After raising $440,000 selling NFTs on Binance, the Hermitage is now curious if NFTs are about the art, or rather just the money.
The Russian State Hermitage Museum continues diving in the nonfungible tokens (NFTs) industry by debuting its first fully-virtual exhibition of digital art.
Shortly after raising over $400,000 via its first NFT auction on Binance in September, the Hermitage is now hosting a free exhibition of NFT artworks existing exclusively in the virtual space, the so-called “celestial hermitage,” or the museum’s digital avatar.
Launched on Nov. 10, the Hermitage’s exhibition is called the “Invisible Aether” and is based on the concept of metaverse, allowing users to create digital avatars and surf across the virtual site using PCs, smartphones, virtual reality glasses and other devices. The virtual site mimics the interiors of the local landmark Old Saint Petersburg Stock Exchange, but the actual exhibition has nothing to do with trading, according to a senior curator of the project.
“The exhibition’s artworks are not for sale. We avoid all topics related to the price of these pieces in order to focus on showing what digital art really is, because the cost of art is secondary to its value,” Hermitage’s director of contemporary art, Dimitri Ozerkov, told Cointelegraph.
Ozerkov noted that Hermitage will return all of the artworks to its original owners including artists and collectors right after the exhibition ends on Dec. 10. “Further events are outside the remit of the museum,” he added.
At a press conference on Thursday, Ozerkov emphasized that Hermitage has “no financial interest” in conducting the free exhibition, noting that the museum is striving to find out the real value of NFTs. “We want to see what’s left of the NFT if you take away the money aspect,” he said.
The selection of artists and works for the “Invisible Aether” exhibition was made by two curators including Ozerkov and Anastasia Garnova, a member of the Hermitage contemporary art division.
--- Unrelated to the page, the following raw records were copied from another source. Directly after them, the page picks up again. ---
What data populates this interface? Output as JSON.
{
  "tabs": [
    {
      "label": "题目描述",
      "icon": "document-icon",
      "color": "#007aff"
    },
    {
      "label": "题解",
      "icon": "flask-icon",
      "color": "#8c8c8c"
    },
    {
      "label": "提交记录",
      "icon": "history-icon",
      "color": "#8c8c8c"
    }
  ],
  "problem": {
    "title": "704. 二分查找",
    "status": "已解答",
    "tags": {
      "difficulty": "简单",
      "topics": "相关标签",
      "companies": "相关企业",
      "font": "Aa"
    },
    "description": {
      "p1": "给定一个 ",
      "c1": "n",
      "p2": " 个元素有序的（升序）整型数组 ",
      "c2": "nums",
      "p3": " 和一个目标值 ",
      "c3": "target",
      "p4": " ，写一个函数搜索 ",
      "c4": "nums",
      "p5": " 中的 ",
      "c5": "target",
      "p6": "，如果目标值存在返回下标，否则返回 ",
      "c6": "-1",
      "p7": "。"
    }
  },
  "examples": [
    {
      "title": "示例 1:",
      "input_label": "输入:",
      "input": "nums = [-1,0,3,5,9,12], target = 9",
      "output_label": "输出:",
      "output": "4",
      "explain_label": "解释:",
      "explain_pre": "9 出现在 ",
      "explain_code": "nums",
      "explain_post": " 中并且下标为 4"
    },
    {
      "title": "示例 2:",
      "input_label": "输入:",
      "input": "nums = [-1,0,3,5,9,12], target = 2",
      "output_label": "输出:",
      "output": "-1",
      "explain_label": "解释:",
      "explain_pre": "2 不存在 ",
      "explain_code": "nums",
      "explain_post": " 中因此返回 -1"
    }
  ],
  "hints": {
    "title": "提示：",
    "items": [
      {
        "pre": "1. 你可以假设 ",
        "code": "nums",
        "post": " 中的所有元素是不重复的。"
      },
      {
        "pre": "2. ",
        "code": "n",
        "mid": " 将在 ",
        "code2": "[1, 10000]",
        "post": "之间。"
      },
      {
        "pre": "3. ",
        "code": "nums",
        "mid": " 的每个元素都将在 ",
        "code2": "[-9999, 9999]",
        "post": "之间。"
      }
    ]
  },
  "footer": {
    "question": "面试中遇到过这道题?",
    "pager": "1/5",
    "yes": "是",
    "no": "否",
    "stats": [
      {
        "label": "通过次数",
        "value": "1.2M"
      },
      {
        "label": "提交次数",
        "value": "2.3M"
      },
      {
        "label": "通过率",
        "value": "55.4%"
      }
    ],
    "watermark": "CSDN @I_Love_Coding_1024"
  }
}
“We believe that selection by curators is crucial for a museum exhibition, as it makes it more integral in terms of topics and chapters. The selection principle is based on the artworks’ importance for understanding the essence of the NFT,” Garnova told Cointelegraph. “Artists were not able to apply for participation in the exhibition,” she added.
The full list of artworks is available on the official website of the exhibition, featuring a total of 37 pieces including Schrödinger’s Cat by CryptoKitties, a popular blockchain game built by Canadian studio Dapper Labs on the Ethereum network. The list also includes an artwork by Saint Petersburg-based artist known as Darkzuu.
The exhibition also stars NFT platforms and major industry players like Snark.art, Masters digital, The Art Exchange, Rarible, Superrare, KnownOrigin, ArtBlocks, Alterhen.art, and OpenSea.